Isle of Wight-size iceberg breaks from Antarctica

A satellite view of the new iceberg
Satellite imagery shows clear water all around the berg (outlined in red) [BBC]

Another big iceberg has broken away from an area of the Antarctic that hosts the UK's Halley research station.

It is the third such block to calve near the base in the past three years.

This new one is not quite as large, but still measures some 380 sq km (145 sq miles) - roughly the size of the Isle of Wight.

The British Antarctic Survey (BAS) took the precaution of moving Halley in 2017 because of concerns over the way the local ice was behaving.

Its buildings were shifted on skis to take them away from immediate trouble.

The station is also now routinely vacated during the long dark months of the southern winter. The last personnel were flown out in February.

Halley sits on top of the Brunt Ice Shelf, which is the floating protrusion of glaciers that have flowed off the continent into the Weddell Sea.

This shelf will periodically shed icebergs at its forward edge and it is currently going through an extremely dynamic phase.

In 2021, the shelf produced a berg the size of Greater Paris (1,300 sq km/810 sq miles) called A74, followed in 2023 by an even bigger block (1,500 sq km/930 sq miles) the size of Greater London, known as A81.

The origin of the new berg goes back to a major crack that was discovered in the shelf on 31 October, 2016. Predictably, it was nicknamed the "Halloween Crack".

A further fracture perpendicular to Halloween has now cut a free-floating segment of ice that has already begun to drift out into the Weddell Sea.

Halley base standing on its ski legs
Halley was moved in 2017. Even so, it is less than 15km from the edge of the Brunt [BAS]

BAS was alerted to the breakaway thanks to two GPS instruments that had been planted on the anticipated berg.

"They're single frequency GPSs, so they're not particularly accurate, but they tell you when something major happens, and we saw movement of a few hundred metres within an hour, which is a good indication the berg had broken free of the ice shelf," said glaciologist Dr Oliver Marsh.

Satellite imagery confirms the GPS data. The berg is surrounded by seawater on all sides.

The loss of so much ice from the Brunt structure these past three years has triggered a rapid acceleration in the shelf's seaward movement.

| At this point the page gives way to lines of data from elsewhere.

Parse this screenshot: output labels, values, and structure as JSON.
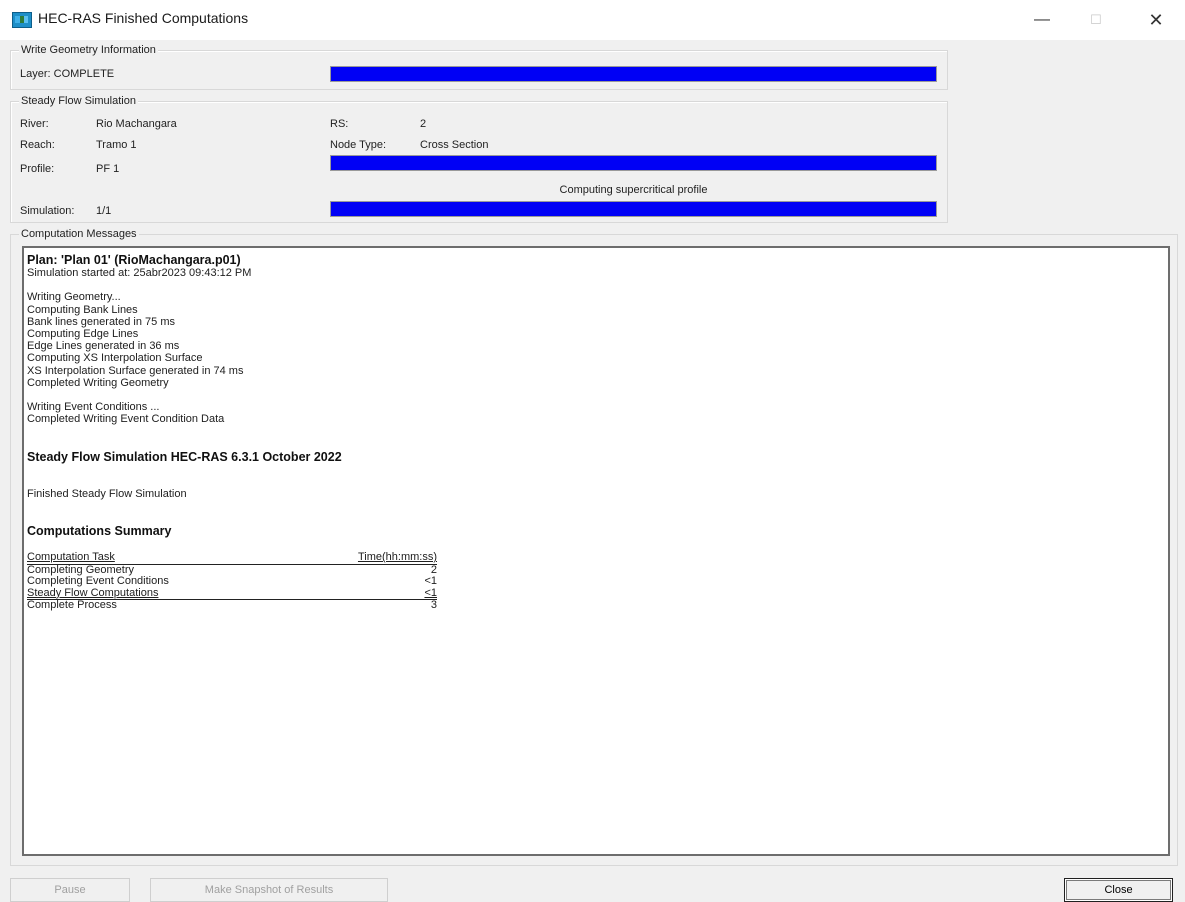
{
  "window": {
    "title": "HEC-RAS Finished Computations",
    "controls": {
      "minimize": "—",
      "maximize": "☐",
      "close": "✕"
    },
    "icon": "hec-ras-app-icon"
  },
  "geometry_group": {
    "legend": "Write Geometry Information",
    "layer_label": "Layer: COMPLETE",
    "progress": 1.0
  },
  "steady_group": {
    "legend": "Steady Flow Simulation",
    "river_label": "River:",
    "river_value": "Rio Machangara",
    "reach_label": "Reach:",
    "reach_value": "Tramo 1",
    "profile_label": "Profile:",
    "profile_value": "PF 1",
    "rs_label": "RS:",
    "rs_value": "2",
    "node_label": "Node Type:",
    "node_value": "Cross Section",
    "status_text": "Computing supercritical profile",
    "simulation_label": "Simulation:",
    "simulation_value": "1/1",
    "profile_progress": 1.0,
    "simulation_progress": 1.0
  },
  "messages": {
    "legend": "Computation Messages",
    "plan_heading": "Plan: 'Plan 01' (RioMachangara.p01)",
    "started": "Simulation started at: 25abr2023 09:43:12 PM",
    "geometry_lines": [
      "Writing Geometry...",
      "Computing Bank Lines",
      "Bank lines generated in 75 ms",
      "Computing Edge Lines",
      "Edge Lines generated in 36 ms",
      "Computing XS Interpolation Surface",
      "XS Interpolation Surface generated in 74 ms",
      "Completed Writing Geometry"
    ],
    "event_lines": [
      "Writing Event Conditions ...",
      "Completed Writing Event Condition Data"
    ],
    "steady_heading": "Steady Flow Simulation HEC-RAS 6.3.1 October 2022",
    "finished": "Finished Steady Flow Simulation",
    "summary_heading": "Computations Summary",
    "summary": {
      "col_task": "Computation Task",
      "col_time": "Time(hh:mm:ss)",
      "rows": [
        {
          "task": "Completing Geometry",
          "time": "2"
        },
        {
          "task": "Completing Event Conditions",
          "time": "<1"
        },
        {
          "task": "Steady Flow Computations",
          "time": "<1"
        },
        {
          "task": "Complete Process",
          "time": "3"
        }
      ]
    }
  },
  "buttons": {
    "pause": "Pause",
    "snapshot": "Make Snapshot of Results",
    "close": "Close"
  },
  "colors": {
    "progress_fill": "#0000f5",
    "window_bg": "#f0f0f0"
  }
}
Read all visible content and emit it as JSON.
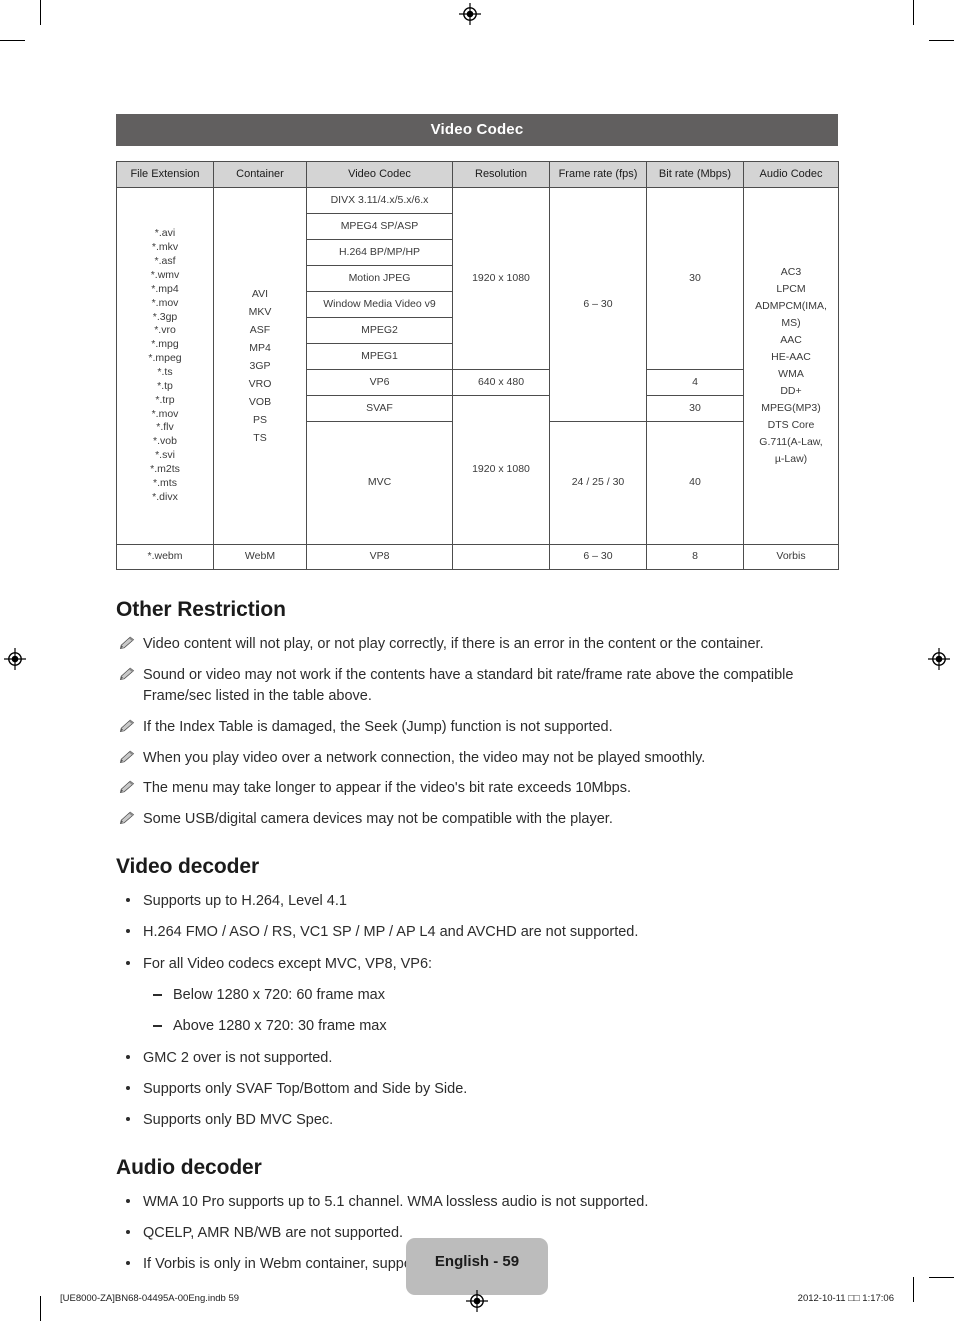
{
  "section_band": {
    "title": "Video Codec"
  },
  "table": {
    "headers": [
      "File Extension",
      "Container",
      "Video Codec",
      "Resolution",
      "Frame rate (fps)",
      "Bit rate (Mbps)",
      "Audio Codec"
    ],
    "file_extensions": "*.avi\n*.mkv\n*.asf\n*.wmv\n*.mp4\n*.mov\n*.3gp\n*.vro\n*.mpg\n*.mpeg\n*.ts\n*.tp\n*.trp\n*.mov\n*.flv\n*.vob\n*.svi\n*.m2ts\n*.mts\n*.divx",
    "containers": "AVI\nMKV\nASF\nMP4\n3GP\nVRO\nVOB\nPS\nTS",
    "video_codecs": [
      "DIVX 3.11/4.x/5.x/6.x",
      "MPEG4 SP/ASP",
      "H.264 BP/MP/HP",
      "Motion JPEG",
      "Window Media Video v9",
      "MPEG2",
      "MPEG1",
      "VP6",
      "SVAF",
      "MVC"
    ],
    "resolution_main": "1920 x 1080",
    "resolution_vp6": "640 x 480",
    "resolution_mvc": "1920 x 1080",
    "framerate_main": "6 – 30",
    "framerate_mvc": "24 / 25 / 30",
    "bitrate_main": "30",
    "bitrate_vp6": "4",
    "bitrate_svaf": "30",
    "bitrate_mvc": "40",
    "audio_codec_main": "AC3\nLPCM\nADMPCM(IMA,\nMS)\nAAC\nHE-AAC\nWMA\nDD+\nMPEG(MP3)\nDTS Core\nG.711(A-Law,\nµ-Law)",
    "webm_row": {
      "extension": "*.webm",
      "container": "WebM",
      "video_codec": "VP8",
      "resolution": "",
      "frame_rate": "6 – 30",
      "bit_rate": "8",
      "audio_codec": "Vorbis"
    }
  },
  "other_restriction": {
    "heading": "Other Restriction",
    "items": [
      "Video content will not play, or not play correctly, if there is an error in the content or the container.",
      "Sound or video may not work if the contents have a standard bit rate/frame rate above the compatible Frame/sec listed in the table above.",
      "If the Index Table is damaged, the Seek (Jump) function is not supported.",
      "When you play video over a network connection, the video may not be played smoothly.",
      "The menu may take longer to appear if the video's bit rate exceeds 10Mbps.",
      "Some USB/digital camera devices may not be compatible with the player."
    ]
  },
  "video_decoder": {
    "heading": "Video decoder",
    "items": [
      "Supports up to H.264, Level 4.1",
      "H.264 FMO / ASO / RS, VC1 SP / MP / AP L4 and AVCHD are not supported.",
      "For all Video codecs except MVC, VP8, VP6:",
      "GMC 2 over is not supported.",
      "Supports only SVAF Top/Bottom and Side by Side.",
      "Supports only BD MVC Spec."
    ],
    "sub_items": [
      "Below 1280 x 720: 60 frame max",
      "Above 1280 x 720: 30 frame max"
    ]
  },
  "audio_decoder": {
    "heading": "Audio decoder",
    "items": [
      "WMA 10 Pro supports up to 5.1 channel. WMA lossless audio is not supported.",
      "QCELP, AMR NB/WB are not supported.",
      "If Vorbis is only in Webm container, supports up to 2 channel."
    ]
  },
  "footer": {
    "page_label": "English - 59",
    "file_info": "[UE8000-ZA]BN68-04495A-00Eng.indb   59",
    "timestamp": "2012-10-11   □□ 1:17:06"
  },
  "colors": {
    "band": "#615f5f",
    "header_cell": "#d4d4d4",
    "badge": "#bcbcbc",
    "text": "#231f20"
  }
}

Historically, it has flowed forward at a rate of 400-800m (1,300-2,600ft) per year. It is now moving at about 1,300m (4,300ft) a year.

Long history

The Brunt has hosted a British base since 1956. It is one of the two main centres for UK science on the continent, the other being at Rothera on the other side of the Weddell Sea.

BAS and the UK's Foreign, Commonwealth and Development Office have a clear interest therefore in understanding what the recent calving events mean for the long-term safety of the station, and a project was initiated earlier this year to investigate the forces that are driving Brunt's present activity.

"This latest calving reduces the Brunt Ice Shelf to its smallest observed size," commented remote sensing specialist Prof Adrian Luckman, from Swansea University.

"Since the calving of Iceberg A81 in January 2023, the ice shelf is also more dynamically active than previous years. We may be observing the end of a dynamic readjustment, but only time will tell if things settle down now."

Two scientists walk across the Brunt Ice Shelf
BAS scientists are investigating why Brunt has produced so many bergs of late [BAS]

Icebergs are named according to a classification system run by the US National Ice Center (USNIC), which divides the Antarctic into quadrants.

Because the Brunt is in the eastern Weddell Sea, its bergs get an "A" designation. "83" is the next number available in the series of large calvings in this sector.

This means the USNIC will probably issue a bulletin in the next day or so announcing the existence of A83.

Only very large bergs get named. Their scale means they must be tracked because they pose a navigation hazard.